TASK ITEM =
Please state how many lines in the records contain the string "high", with no words besides the number.

Records drawn from a dataset
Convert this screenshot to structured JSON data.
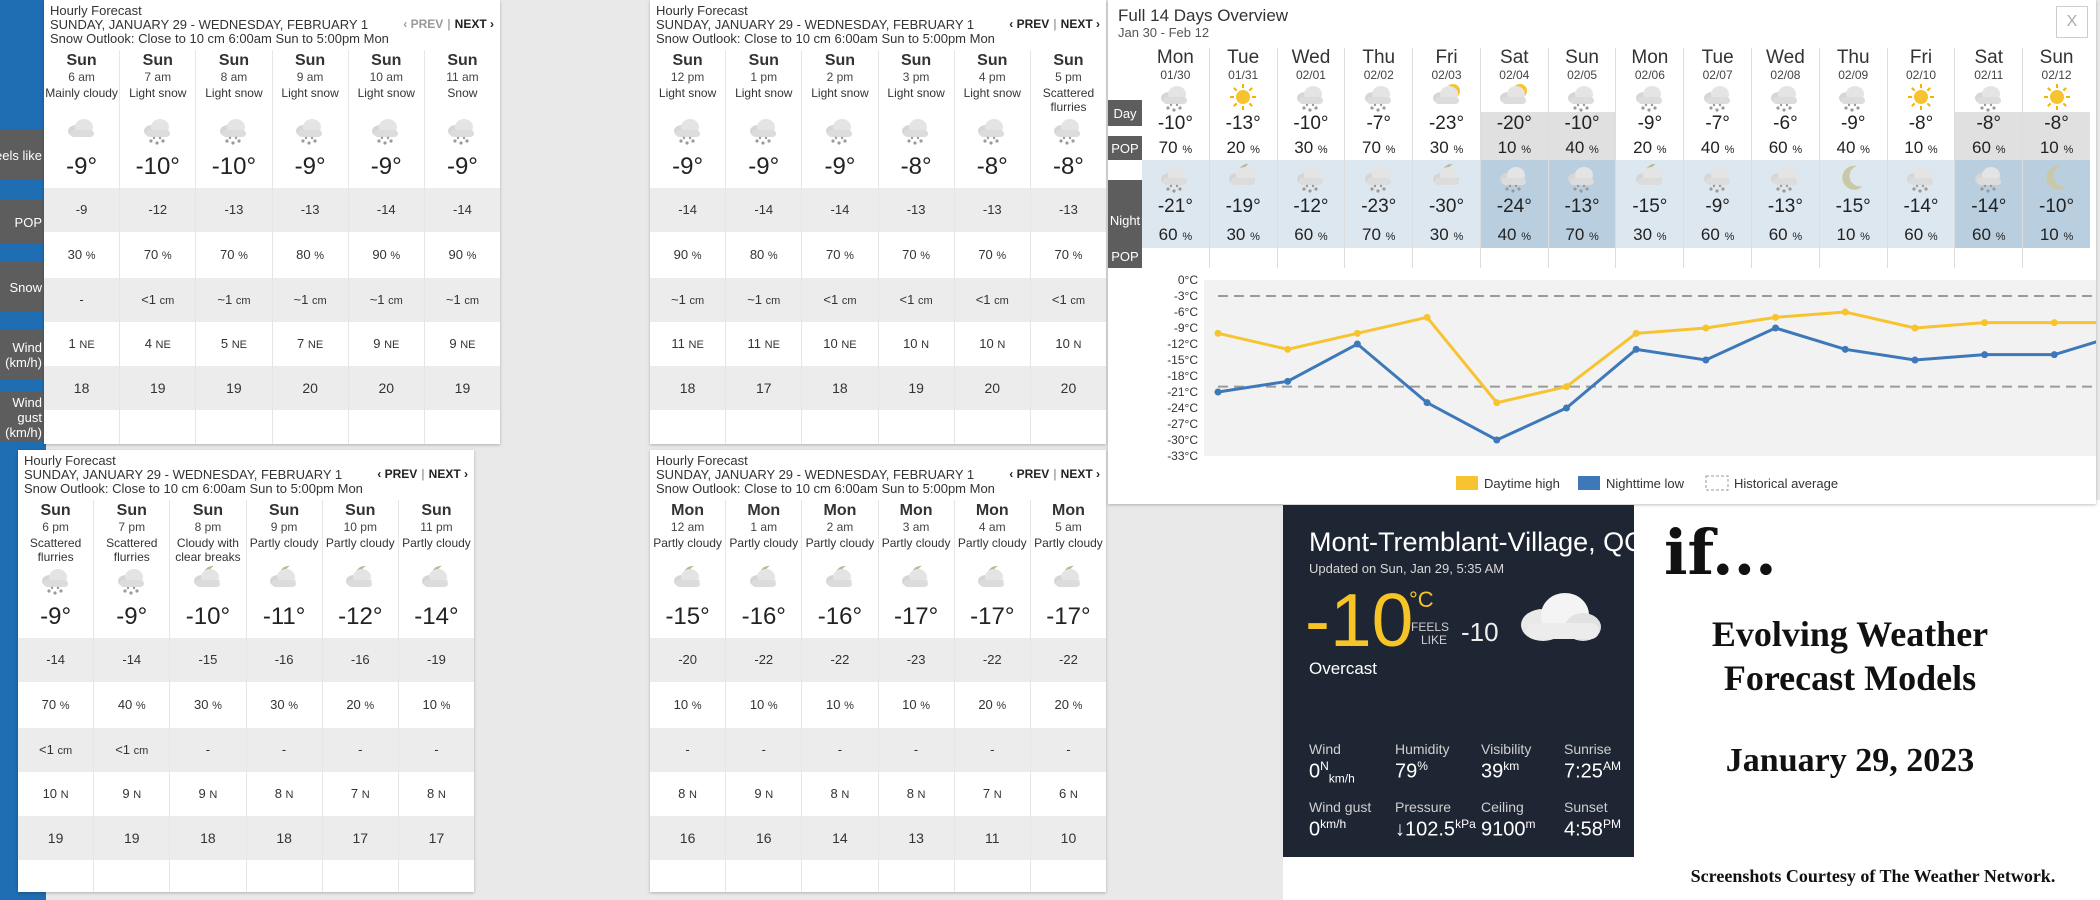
{
  "row_labels": [
    "Feels like",
    "POP",
    "Snow",
    "Wind (km/h)",
    "Wind gust (km/h)"
  ],
  "hourly_panels": [
    {
      "title": "Hourly Forecast",
      "dates": "SUNDAY, JANUARY 29 - WEDNESDAY, FEBRUARY 1",
      "outlook": "Snow Outlook: Close to 10 cm 6:00am Sun to 5:00pm Mon",
      "prev": "‹ PREV",
      "next": "NEXT ›",
      "cols": [
        {
          "day": "Sun",
          "time": "6 am",
          "cond": "Mainly cloudy",
          "icon": "cloud-icon",
          "temp": "-9°",
          "feels": "-9",
          "pop": "30",
          "snow": "-",
          "wind": "1",
          "dir": "NE",
          "gust": "18"
        },
        {
          "day": "Sun",
          "time": "7 am",
          "cond": "Light snow",
          "icon": "snow-icon",
          "temp": "-10°",
          "feels": "-12",
          "pop": "70",
          "snow": "<1",
          "snow_unit": "cm",
          "wind": "4",
          "dir": "NE",
          "gust": "19"
        },
        {
          "day": "Sun",
          "time": "8 am",
          "cond": "Light snow",
          "icon": "snow-icon",
          "temp": "-10°",
          "feels": "-13",
          "pop": "70",
          "snow": "~1",
          "snow_unit": "cm",
          "wind": "5",
          "dir": "NE",
          "gust": "19"
        },
        {
          "day": "Sun",
          "time": "9 am",
          "cond": "Light snow",
          "icon": "snow-icon",
          "temp": "-9°",
          "feels": "-13",
          "pop": "80",
          "snow": "~1",
          "snow_unit": "cm",
          "wind": "7",
          "dir": "NE",
          "gust": "20"
        },
        {
          "day": "Sun",
          "time": "10 am",
          "cond": "Light snow",
          "icon": "snow-icon",
          "temp": "-9°",
          "feels": "-14",
          "pop": "90",
          "snow": "~1",
          "snow_unit": "cm",
          "wind": "9",
          "dir": "NE",
          "gust": "20"
        },
        {
          "day": "Sun",
          "time": "11 am",
          "cond": "Snow",
          "icon": "snow-icon",
          "temp": "-9°",
          "feels": "-14",
          "pop": "90",
          "snow": "~1",
          "snow_unit": "cm",
          "wind": "9",
          "dir": "NE",
          "gust": "19"
        }
      ]
    },
    {
      "title": "Hourly Forecast",
      "dates": "SUNDAY, JANUARY 29 - WEDNESDAY, FEBRUARY 1",
      "outlook": "Snow Outlook: Close to 10 cm 6:00am Sun to 5:00pm Mon",
      "prev": "‹ PREV",
      "next": "NEXT ›",
      "cols": [
        {
          "day": "Sun",
          "time": "12 pm",
          "cond": "Light snow",
          "icon": "snow-icon",
          "temp": "-9°",
          "feels": "-14",
          "pop": "90",
          "snow": "~1",
          "snow_unit": "cm",
          "wind": "11",
          "dir": "NE",
          "gust": "18"
        },
        {
          "day": "Sun",
          "time": "1 pm",
          "cond": "Light snow",
          "icon": "snow-icon",
          "temp": "-9°",
          "feels": "-14",
          "pop": "80",
          "snow": "~1",
          "snow_unit": "cm",
          "wind": "11",
          "dir": "NE",
          "gust": "17"
        },
        {
          "day": "Sun",
          "time": "2 pm",
          "cond": "Light snow",
          "icon": "snow-icon",
          "temp": "-9°",
          "feels": "-14",
          "pop": "70",
          "snow": "<1",
          "snow_unit": "cm",
          "wind": "10",
          "dir": "NE",
          "gust": "18"
        },
        {
          "day": "Sun",
          "time": "3 pm",
          "cond": "Light snow",
          "icon": "snow-icon",
          "temp": "-8°",
          "feels": "-13",
          "pop": "70",
          "snow": "<1",
          "snow_unit": "cm",
          "wind": "10",
          "dir": "N",
          "gust": "19"
        },
        {
          "day": "Sun",
          "time": "4 pm",
          "cond": "Light snow",
          "icon": "snow-icon",
          "temp": "-8°",
          "feels": "-13",
          "pop": "70",
          "snow": "<1",
          "snow_unit": "cm",
          "wind": "10",
          "dir": "N",
          "gust": "20"
        },
        {
          "day": "Sun",
          "time": "5 pm",
          "cond": "Scattered flurries",
          "icon": "snow-icon",
          "temp": "-8°",
          "feels": "-13",
          "pop": "70",
          "snow": "<1",
          "snow_unit": "cm",
          "wind": "10",
          "dir": "N",
          "gust": "20"
        }
      ]
    },
    {
      "title": "Hourly Forecast",
      "dates": "SUNDAY, JANUARY 29 - WEDNESDAY, FEBRUARY 1",
      "outlook": "Snow Outlook: Close to 10 cm 6:00am Sun to 5:00pm Mon",
      "prev": "‹ PREV",
      "next": "NEXT ›",
      "cols": [
        {
          "day": "Sun",
          "time": "6 pm",
          "cond": "Scattered flurries",
          "icon": "snow-icon",
          "temp": "-9°",
          "feels": "-14",
          "pop": "70",
          "snow": "<1",
          "snow_unit": "cm",
          "wind": "10",
          "dir": "N",
          "gust": "19"
        },
        {
          "day": "Sun",
          "time": "7 pm",
          "cond": "Scattered flurries",
          "icon": "snow-icon",
          "temp": "-9°",
          "feels": "-14",
          "pop": "40",
          "snow": "<1",
          "snow_unit": "cm",
          "wind": "9",
          "dir": "N",
          "gust": "19"
        },
        {
          "day": "Sun",
          "time": "8 pm",
          "cond": "Cloudy with clear breaks",
          "icon": "moon-cloud-icon",
          "temp": "-10°",
          "feels": "-15",
          "pop": "30",
          "snow": "-",
          "wind": "9",
          "dir": "N",
          "gust": "18"
        },
        {
          "day": "Sun",
          "time": "9 pm",
          "cond": "Partly cloudy",
          "icon": "moon-cloud-icon",
          "temp": "-11°",
          "feels": "-16",
          "pop": "30",
          "snow": "-",
          "wind": "8",
          "dir": "N",
          "gust": "18"
        },
        {
          "day": "Sun",
          "time": "10 pm",
          "cond": "Partly cloudy",
          "icon": "moon-cloud-icon",
          "temp": "-12°",
          "feels": "-16",
          "pop": "20",
          "snow": "-",
          "wind": "7",
          "dir": "N",
          "gust": "17"
        },
        {
          "day": "Sun",
          "time": "11 pm",
          "cond": "Partly cloudy",
          "icon": "moon-cloud-icon",
          "temp": "-14°",
          "feels": "-19",
          "pop": "10",
          "snow": "-",
          "wind": "8",
          "dir": "N",
          "gust": "17"
        }
      ]
    },
    {
      "title": "Hourly Forecast",
      "dates": "SUNDAY, JANUARY 29 - WEDNESDAY, FEBRUARY 1",
      "outlook": "Snow Outlook: Close to 10 cm 6:00am Sun to 5:00pm Mon",
      "prev": "‹ PREV",
      "next": "NEXT ›",
      "cols": [
        {
          "day": "Mon",
          "time": "12 am",
          "cond": "Partly cloudy",
          "icon": "moon-cloud-icon",
          "temp": "-15°",
          "feels": "-20",
          "pop": "10",
          "snow": "-",
          "wind": "8",
          "dir": "N",
          "gust": "16"
        },
        {
          "day": "Mon",
          "time": "1 am",
          "cond": "Partly cloudy",
          "icon": "moon-cloud-icon",
          "temp": "-16°",
          "feels": "-22",
          "pop": "10",
          "snow": "-",
          "wind": "9",
          "dir": "N",
          "gust": "16"
        },
        {
          "day": "Mon",
          "time": "2 am",
          "cond": "Partly cloudy",
          "icon": "moon-cloud-icon",
          "temp": "-16°",
          "feels": "-22",
          "pop": "10",
          "snow": "-",
          "wind": "8",
          "dir": "N",
          "gust": "14"
        },
        {
          "day": "Mon",
          "time": "3 am",
          "cond": "Partly cloudy",
          "icon": "moon-cloud-icon",
          "temp": "-17°",
          "feels": "-23",
          "pop": "10",
          "snow": "-",
          "wind": "8",
          "dir": "N",
          "gust": "13"
        },
        {
          "day": "Mon",
          "time": "4 am",
          "cond": "Partly cloudy",
          "icon": "moon-cloud-icon",
          "temp": "-17°",
          "feels": "-22",
          "pop": "20",
          "snow": "-",
          "wind": "7",
          "dir": "N",
          "gust": "11"
        },
        {
          "day": "Mon",
          "time": "5 am",
          "cond": "Partly cloudy",
          "icon": "moon-cloud-icon",
          "temp": "-17°",
          "feels": "-22",
          "pop": "20",
          "snow": "-",
          "wind": "6",
          "dir": "N",
          "gust": "10"
        }
      ]
    }
  ],
  "overview": {
    "title": "Full 14 Days Overview",
    "range": "Jan 30 - Feb 12",
    "close": "X",
    "labels": {
      "day": "Day",
      "pop": "POP",
      "night": "Night",
      "npop": "POP"
    },
    "days": [
      {
        "day": "Mon",
        "date": "01/30",
        "dicon": "snow-icon",
        "hi": "-10°",
        "dpop": "70",
        "nicon": "snow-icon",
        "lo": "-21°",
        "npop": "60"
      },
      {
        "day": "Tue",
        "date": "01/31",
        "dicon": "sun-icon",
        "hi": "-13°",
        "dpop": "20",
        "nicon": "moon-cloud-icon",
        "lo": "-19°",
        "npop": "30"
      },
      {
        "day": "Wed",
        "date": "02/01",
        "dicon": "snow-icon",
        "hi": "-10°",
        "dpop": "30",
        "nicon": "snow-icon",
        "lo": "-12°",
        "npop": "60"
      },
      {
        "day": "Thu",
        "date": "02/02",
        "dicon": "snow-icon",
        "hi": "-7°",
        "dpop": "70",
        "nicon": "snow-icon",
        "lo": "-23°",
        "npop": "70"
      },
      {
        "day": "Fri",
        "date": "02/03",
        "dicon": "sun-cloud-icon",
        "hi": "-23°",
        "dpop": "30",
        "nicon": "moon-cloud-icon",
        "lo": "-30°",
        "npop": "30"
      },
      {
        "day": "Sat",
        "date": "02/04",
        "dicon": "sun-cloud-icon",
        "hi": "-20°",
        "dpop": "10",
        "nicon": "snow-icon",
        "lo": "-24°",
        "npop": "40"
      },
      {
        "day": "Sun",
        "date": "02/05",
        "dicon": "snow-icon",
        "hi": "-10°",
        "dpop": "40",
        "nicon": "snow-icon",
        "lo": "-13°",
        "npop": "70"
      },
      {
        "day": "Mon",
        "date": "02/06",
        "dicon": "snow-icon",
        "hi": "-9°",
        "dpop": "20",
        "nicon": "moon-cloud-icon",
        "lo": "-15°",
        "npop": "30"
      },
      {
        "day": "Tue",
        "date": "02/07",
        "dicon": "snow-icon",
        "hi": "-7°",
        "dpop": "40",
        "nicon": "snow-icon",
        "lo": "-9°",
        "npop": "60"
      },
      {
        "day": "Wed",
        "date": "02/08",
        "dicon": "snow-icon",
        "hi": "-6°",
        "dpop": "60",
        "nicon": "snow-icon",
        "lo": "-13°",
        "npop": "60"
      },
      {
        "day": "Thu",
        "date": "02/09",
        "dicon": "snow-icon",
        "hi": "-9°",
        "dpop": "40",
        "nicon": "moon-icon",
        "lo": "-15°",
        "npop": "10"
      },
      {
        "day": "Fri",
        "date": "02/10",
        "dicon": "sun-icon",
        "hi": "-8°",
        "dpop": "10",
        "nicon": "snow-icon",
        "lo": "-14°",
        "npop": "60"
      },
      {
        "day": "Sat",
        "date": "02/11",
        "dicon": "snow-icon",
        "hi": "-8°",
        "dpop": "60",
        "nicon": "snow-icon",
        "lo": "-14°",
        "npop": "60"
      },
      {
        "day": "Sun",
        "date": "02/12",
        "dicon": "sun-icon",
        "hi": "-8°",
        "dpop": "10",
        "nicon": "moon-icon",
        "lo": "-10°",
        "npop": "10"
      }
    ],
    "shaded_days": [
      5,
      6,
      12,
      13
    ],
    "colors": {
      "high": "#f7c331",
      "low": "#3d78b9",
      "avg": "#9a9a9a"
    }
  },
  "chart_data": {
    "type": "line",
    "x": [
      "01/30",
      "01/31",
      "02/01",
      "02/02",
      "02/03",
      "02/04",
      "02/05",
      "02/06",
      "02/07",
      "02/08",
      "02/09",
      "02/10",
      "02/11",
      "02/12"
    ],
    "series": [
      {
        "name": "Daytime high",
        "values": [
          -10,
          -13,
          -10,
          -7,
          -23,
          -20,
          -10,
          -9,
          -7,
          -6,
          -9,
          -8,
          -8,
          -8
        ]
      },
      {
        "name": "Nighttime low",
        "values": [
          -21,
          -19,
          -12,
          -23,
          -30,
          -24,
          -13,
          -15,
          -9,
          -13,
          -15,
          -14,
          -14,
          -10
        ]
      },
      {
        "name": "Historical average",
        "values": [
          -3,
          -20
        ]
      }
    ],
    "yticks": [
      "0°C",
      "-3°C",
      "-6°C",
      "-9°C",
      "-12°C",
      "-15°C",
      "-18°C",
      "-21°C",
      "-24°C",
      "-27°C",
      "-30°C",
      "-33°C"
    ],
    "ylim": [
      -33,
      0
    ],
    "legend": [
      "Daytime high",
      "Nighttime low",
      "Historical average"
    ]
  },
  "current": {
    "location": "Mont-Tremblant-Village, QC",
    "updated": "Updated on Sun, Jan 29, 5:35 AM",
    "temp": "-10",
    "unit": "°C",
    "feels_label_1": "FEELS",
    "feels_label_2": "LIKE",
    "feels": "-10",
    "condition": "Overcast",
    "wind_label": "Wind",
    "wind": "0",
    "wind_dir": "N",
    "wind_unit": "km/h",
    "humidity_label": "Humidity",
    "humidity": "79",
    "humidity_unit": "%",
    "visibility_label": "Visibility",
    "visibility": "39",
    "visibility_unit": "km",
    "sunrise_label": "Sunrise",
    "sunrise": "7:25",
    "sunrise_ampm": "AM",
    "gust_label": "Wind gust",
    "gust": "0",
    "gust_unit": "km/h",
    "pressure_label": "Pressure",
    "pressure": "↓102.5",
    "pressure_unit": "kPa",
    "ceiling_label": "Ceiling",
    "ceiling": "9100",
    "ceiling_unit": "m",
    "sunset_label": "Sunset",
    "sunset": "4:58",
    "sunset_ampm": "PM"
  },
  "caption": {
    "if": "if...",
    "line1": "Evolving Weather",
    "line2": "Forecast Models",
    "date": "January 29, 2023",
    "credit": "Screenshots Courtesy of The Weather Network."
  }
}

THE COMPLETED TASK =
3